It’s a family film – memories captured on film that revive past joys and sufferings, shots of a land on which generations of women have lived. But also the story, gradually revealed, of the revolt of a young woman who resolves to leave her land and her family to escape the destiny that has been prepared for her. A tangle of stories, sweet or painful, those that we tell or hide when the family gets together.
The land that the young woman, named Hiam Abbas, left has several names: the Abbas family comes from Tiberias, in Galilee. His grandmother gave birth to her children in Palestine occupied by the English, his mother lived and worked thirty kilometers from Tiberias, in Deir Hanna, a village where some of the Palestinian inhabitants of the city, expelled in 1948, were found a home and an Israeli passport.

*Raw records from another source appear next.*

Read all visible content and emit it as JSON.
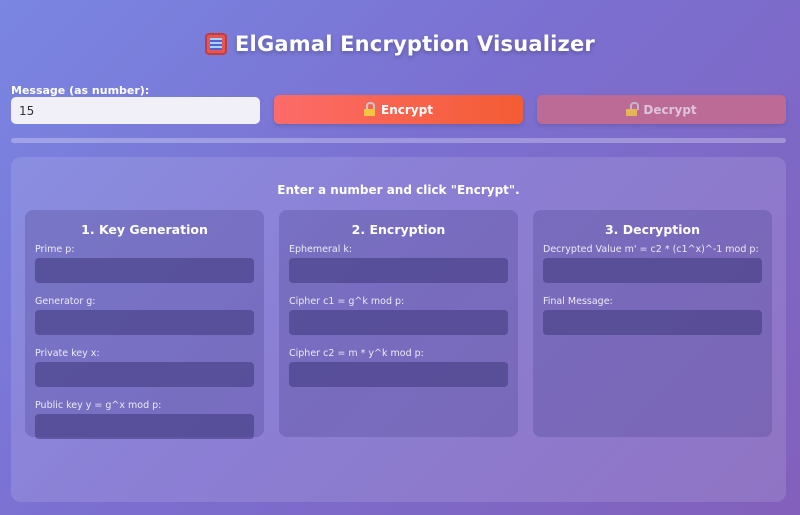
{
  "app": {
    "title": "ElGamal Encryption Visualizer",
    "title_icon": "abacus-icon"
  },
  "controls": {
    "message_label": "Message (as number):",
    "message_value": "15",
    "encrypt_label": "Encrypt",
    "decrypt_label": "Decrypt",
    "encrypt_icon": "lock-icon",
    "decrypt_icon": "unlock-icon"
  },
  "status": {
    "text": "Enter a number and click \"Encrypt\"."
  },
  "sections": [
    {
      "title": "1. Key Generation",
      "fields": [
        {
          "label": "Prime p:",
          "value": ""
        },
        {
          "label": "Generator g:",
          "value": ""
        },
        {
          "label": "Private key x:",
          "value": ""
        },
        {
          "label": "Public key y = g^x mod p:",
          "value": ""
        }
      ]
    },
    {
      "title": "2. Encryption",
      "fields": [
        {
          "label": "Ephemeral k:",
          "value": ""
        },
        {
          "label": "Cipher c1 = g^k mod p:",
          "value": ""
        },
        {
          "label": "Cipher c2 = m * y^k mod p:",
          "value": ""
        }
      ]
    },
    {
      "title": "3. Decryption",
      "fields": [
        {
          "label": "Decrypted Value m' = c2 * (c1^x)^-1 mod p:",
          "value": ""
        },
        {
          "label": "Final Message:",
          "value": ""
        }
      ]
    }
  ],
  "colors": {
    "background_start": "#7a86e2",
    "background_end": "#8260bb",
    "encrypt_start": "#fc6b6a",
    "encrypt_end": "#f45c33",
    "decrypt": "#c86b8e"
  }
}
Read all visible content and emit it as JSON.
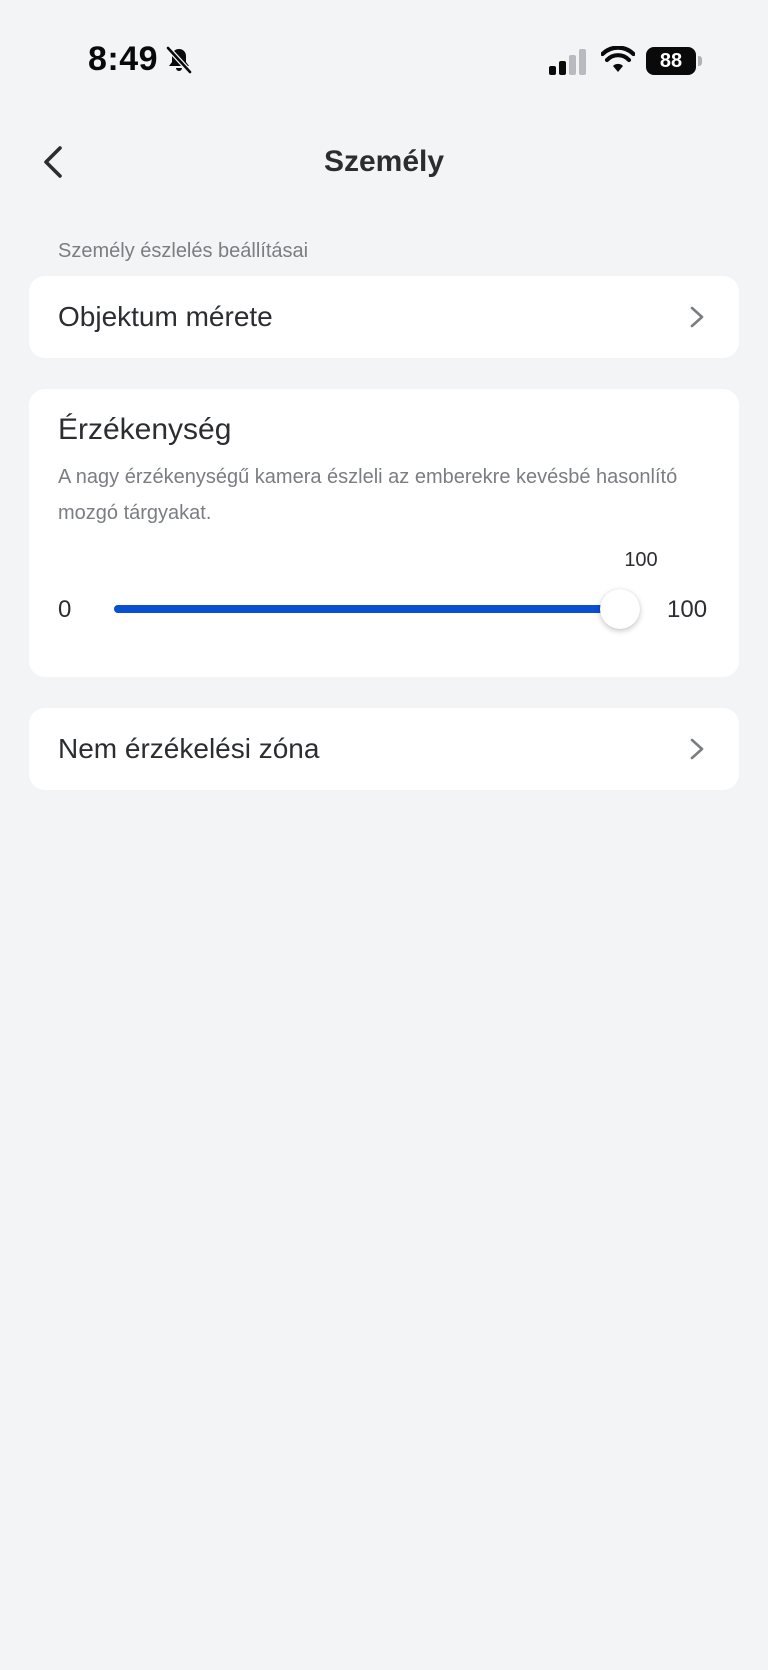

The family album is also a history book.
Lina Soualem’s first film, Leur Algérie (2021), recounted the late separation of her paternal grandparents, the father and mother of actor Zinedine Soualem, who had crossed the Mediterranean to settle in Thiers (Puy- de-Dôme). We find in Bye Bye Tiberias the extreme gentleness of the filmmaker’s gaze and her insatiable, almost childish curiosity, her inflexible desire to make people say what has until now been kept silent.
The irrepressible energy of Hiam Abbas
Lina Soualem thus makes the interrogation of her mother the backbone of Bye Bye Tiberias. To become an actress, to keep her freedom as a woman, Hiam Abbas left for Europe – London, then Paris. She has become a protean figure, who can play the leading role in a Tunisian or Palestinian auteur film, advise Alejandro Gonzalez Iñarritu or Steven Spielberg on a major Hollywood production, or stage a version of Medea with the companions of ‘Emmaus than becoming the greedy wife of Logan Roy in the series Succession .
Bye Bye Tiberias is devoted in part to analyzing the DNA of this irrepressible energy. Um Ali, the actress’s grandmother, a seamstress, alone provided for the education of her children after the death of the family patriarch, driven mad with grief by the loss of his house. His mother, Neemat, a teacher, was preparing to graduate from a Catholic school in Jerusalem when she was expelled in 1948. She taught while raising Hiam Abbas’ nine brothers and sisters.
By recounting, with more or less reluctance, these episodes to his daughter, who finds images in the family and historical archives that make the words resonate, Hiam Abbas gives the reasons which pushed her to set sail: the condition women in the small society of Deir Hanna, but also the feeling of confinement, of incompleteness that the status of second-class citizen gives rise to.
A land that is no longer theirs
Tragedy creeps into every interstice of this story. Thus appears the figure of aunt Hasniyeh, who in the flight caused by the evacuation of Tiberias by the Israeli army continued her journey and crossed the border with Syria, without knowing that she would never be able to find her family again, until Hiam Abbas, now free to move around, finally came to visit him in his refugee camp. We understand that this gap between the Palestinians who remained on a land that is no longer theirs and those who were driven even further away is also not unrelated to Hiam Abbas’ decision to leave Deir Hanna: his departure finally gives access to the hitherto forbidden Arab world.
This is how we hear more and more clearly the countersong which gives these gentle, often nostalgic images a strength, a violence that we cannot ignore. This film is not only made of memories and regrets, like its protagonist it is driven by anger, certainly contained, reasoned, but incurable.
Since October 7, Lina Soualem and Hiam Abbas have not wanted to speak about the new act of the tragedy which is being played out at the moment. Bye Bye Tiberias goes back to its source.